Types of Feedback – DirectionC10
Types of technologyC5



W1.1 InstructionsW1.1
W1.1 Worksheets (.doc)W1.1
W1.2 InstructionsW1.2
W1.2 Worksheets (.doc)W1.2
W1-Step 1: Where Are You Starting?W1
W2.1 InstructionsW2.1
W2.1 Worksheets (.doc)W2.1
W2.2 InstructionsW2.2
W2.2 Worksheets (.doc)W2.2
W2-Step 2: Where Are You Going?W2
W3.1 InstructionsW3.1
W3.1 Worksheets (.doc)W3.1
W3.2 InstructionsW3.2
W3.2 Worksheets (.doc)W3.2
W3-Step 3: How Will You Know If You Get There?W3
W4.1 InstructionsW4.1
W4.1 Worksheets (.doc)W4.1
W4.2 InstructionsW4.2
W4.2 Worksheets (.doc)W4.2
W4-Step 4: How Will You Get There?W4

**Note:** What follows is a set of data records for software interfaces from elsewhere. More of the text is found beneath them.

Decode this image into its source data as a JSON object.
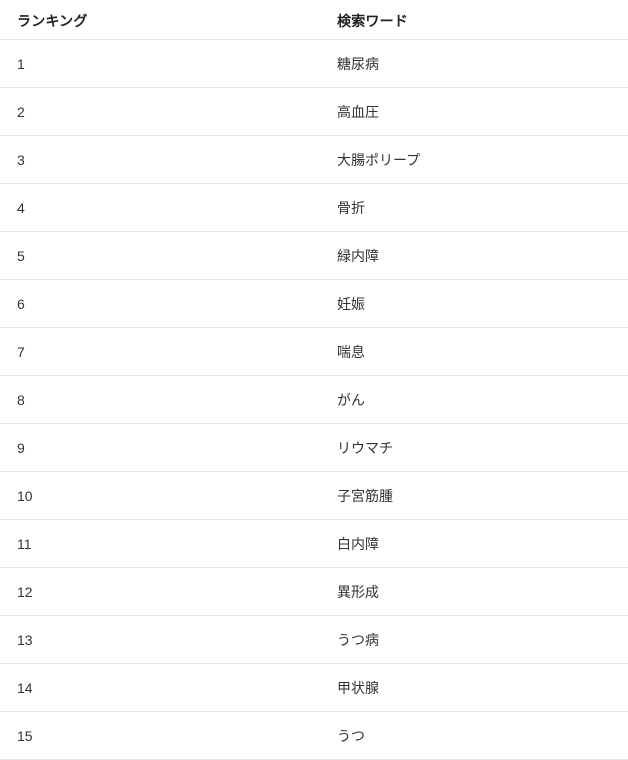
{
  "table": {
    "columns": [
      {
        "key": "rank",
        "label": "ランキング"
      },
      {
        "key": "word",
        "label": "検索ワード"
      }
    ],
    "rows": [
      {
        "rank": "1",
        "word": "糖尿病"
      },
      {
        "rank": "2",
        "word": "高血圧"
      },
      {
        "rank": "3",
        "word": "大腸ポリープ"
      },
      {
        "rank": "4",
        "word": "骨折"
      },
      {
        "rank": "5",
        "word": "緑内障"
      },
      {
        "rank": "6",
        "word": "妊娠"
      },
      {
        "rank": "7",
        "word": "喘息"
      },
      {
        "rank": "8",
        "word": "がん"
      },
      {
        "rank": "9",
        "word": "リウマチ"
      },
      {
        "rank": "10",
        "word": "子宮筋腫"
      },
      {
        "rank": "11",
        "word": "白内障"
      },
      {
        "rank": "12",
        "word": "異形成"
      },
      {
        "rank": "13",
        "word": "うつ病"
      },
      {
        "rank": "14",
        "word": "甲状腺"
      },
      {
        "rank": "15",
        "word": "うつ"
      }
    ]
  },
  "colors": {
    "background": "#ffffff",
    "header_text": "#222222",
    "body_text": "#333333",
    "divider": "#e6e6e6"
  }
}
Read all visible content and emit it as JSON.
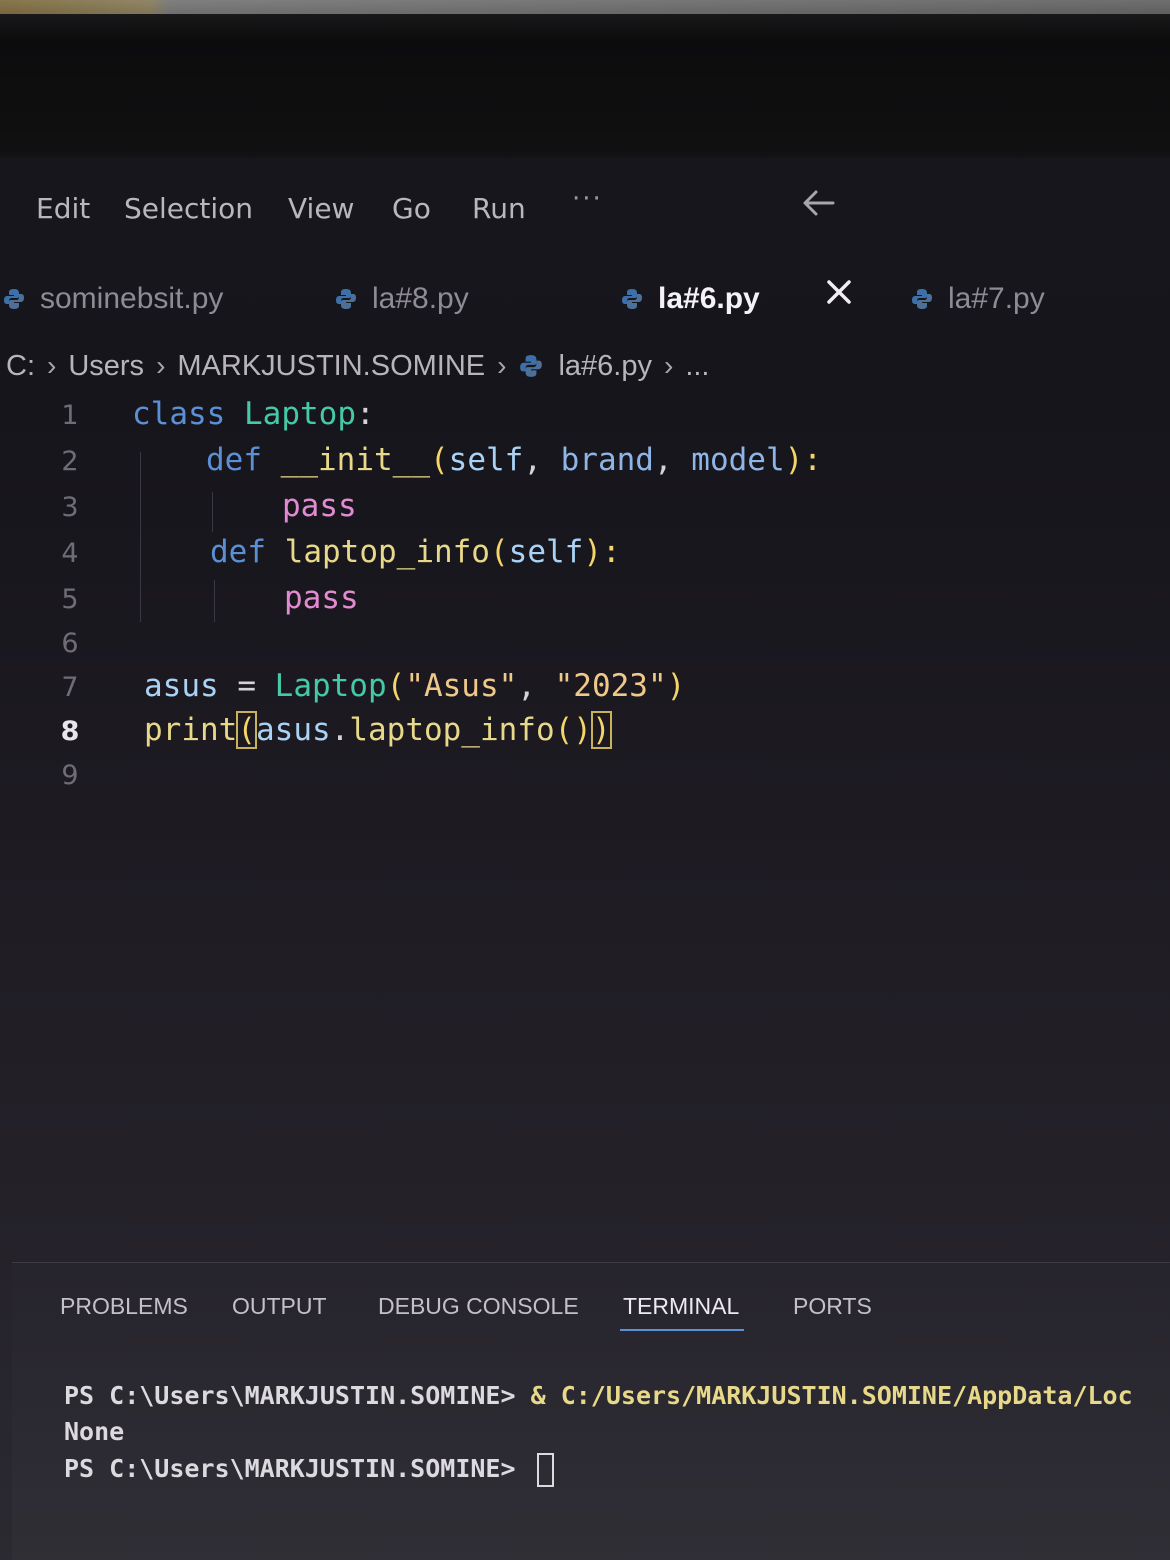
{
  "menu": {
    "items": [
      "Edit",
      "Selection",
      "View",
      "Go",
      "Run"
    ],
    "more": "···"
  },
  "icons": {
    "back": "arrow-left-icon",
    "close": "close-icon",
    "python": "python-icon"
  },
  "tabs": [
    {
      "label": "sominebsit.py",
      "active": false
    },
    {
      "label": "la#8.py",
      "active": false
    },
    {
      "label": "la#6.py",
      "active": true
    },
    {
      "label": "la#7.py",
      "active": false
    }
  ],
  "breadcrumb": {
    "drive": "C:",
    "folder1": "Users",
    "folder2": "MARKJUSTIN.SOMINE",
    "file": "la#6.py",
    "more": "..."
  },
  "editor": {
    "line_numbers": [
      "1",
      "2",
      "3",
      "4",
      "5",
      "6",
      "7",
      "8",
      "9"
    ],
    "current_line": 8,
    "code": {
      "l1_kw": "class",
      "l1_name": "Laptop",
      "l1_colon": ":",
      "l2_kw": "def",
      "l2_fn": "__init__",
      "l2_open": "(",
      "l2_p1": "self",
      "l2_sep1": ", ",
      "l2_p2": "brand",
      "l2_sep2": ", ",
      "l2_p3": "model",
      "l2_close": "):",
      "l3_pass": "pass",
      "l4_kw": "def",
      "l4_fn": "laptop_info",
      "l4_open": "(",
      "l4_p1": "self",
      "l4_close": "):",
      "l5_pass": "pass",
      "l7_var": "asus",
      "l7_eq": " = ",
      "l7_cls": "Laptop",
      "l7_open": "(",
      "l7_s1": "\"Asus\"",
      "l7_sep": ", ",
      "l7_s2": "\"2023\"",
      "l7_close": ")",
      "l8_fn": "print",
      "l8_open": "(",
      "l8_var": "asus",
      "l8_dot": ".",
      "l8_method": "laptop_info",
      "l8_call": "()",
      "l8_close": ")"
    }
  },
  "panel": {
    "tabs": [
      "PROBLEMS",
      "OUTPUT",
      "DEBUG CONSOLE",
      "TERMINAL",
      "PORTS"
    ],
    "active_tab": "TERMINAL",
    "terminal": {
      "line1_prompt": "PS C:\\Users\\MARKJUSTIN.SOMINE> ",
      "line1_cmd": "& C:/Users/MARKJUSTIN.SOMINE/AppData/Loc",
      "line2": "None",
      "line3_prompt": "PS C:\\Users\\MARKJUSTIN.SOMINE> "
    }
  },
  "colors": {
    "keyword": "#5b8fd6",
    "class_name": "#45c9a7",
    "function": "#e8d98a",
    "string": "#efc98a",
    "pass": "#e38bd2",
    "active_tab_underline": "#5b8fd6"
  }
}
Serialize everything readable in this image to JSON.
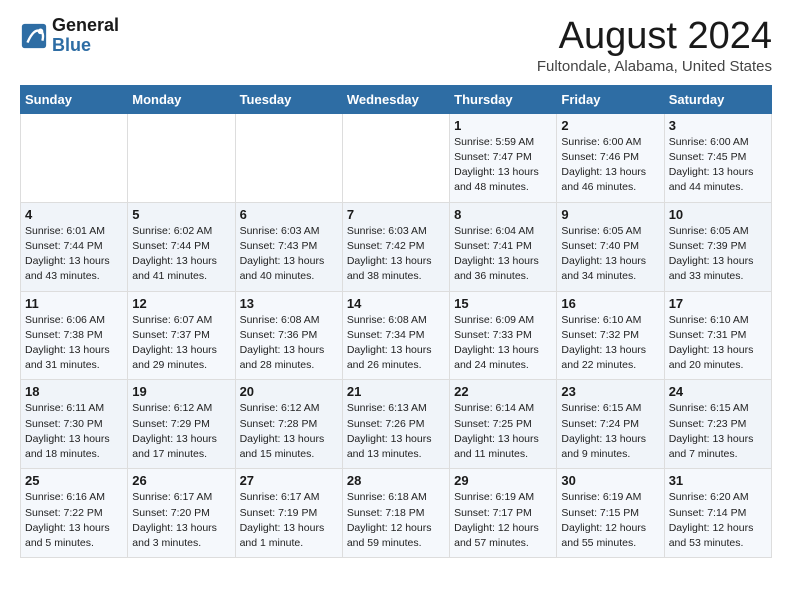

W5.1 InstructionsW5.1
W5.1 Worksheets (.doc)W5.1
W5.2 InstructionsW5.2
W5.2 Worksheets (.doc)W5.2
W5-Step 5: How Did It Go?W5
What Active Learning Is NOTA3
What do you want your students to accomplish?Blog Post
What is this site?Home
When to consider technologyC5
Where Are You Going?W2
Where Are You Starting?W1
Who to Contact for HelpHelp
Why Inclusivity is Important for Equal LearningB4
Why Is Formative Feedback Important?C10
Why the Focus on Bloom’s Taxonomies?A6
Why This Website?About
Workbook That Applies Educational Theories, Principles, and PracticesHome
Write Learning Outcomes & Objectives – ResultsW2
Writing Learning OutcomesC2
Writing ObjectivesC2
Writing Up Formative & Summative Activities/StrategiesC7


Your ExpectationsC4
Your Role in Teaching MetacognitionA4
Zone of Proximal Development & ScaffoldingA9
ZPD & ScaffoldingA9
ZPD GrowthA9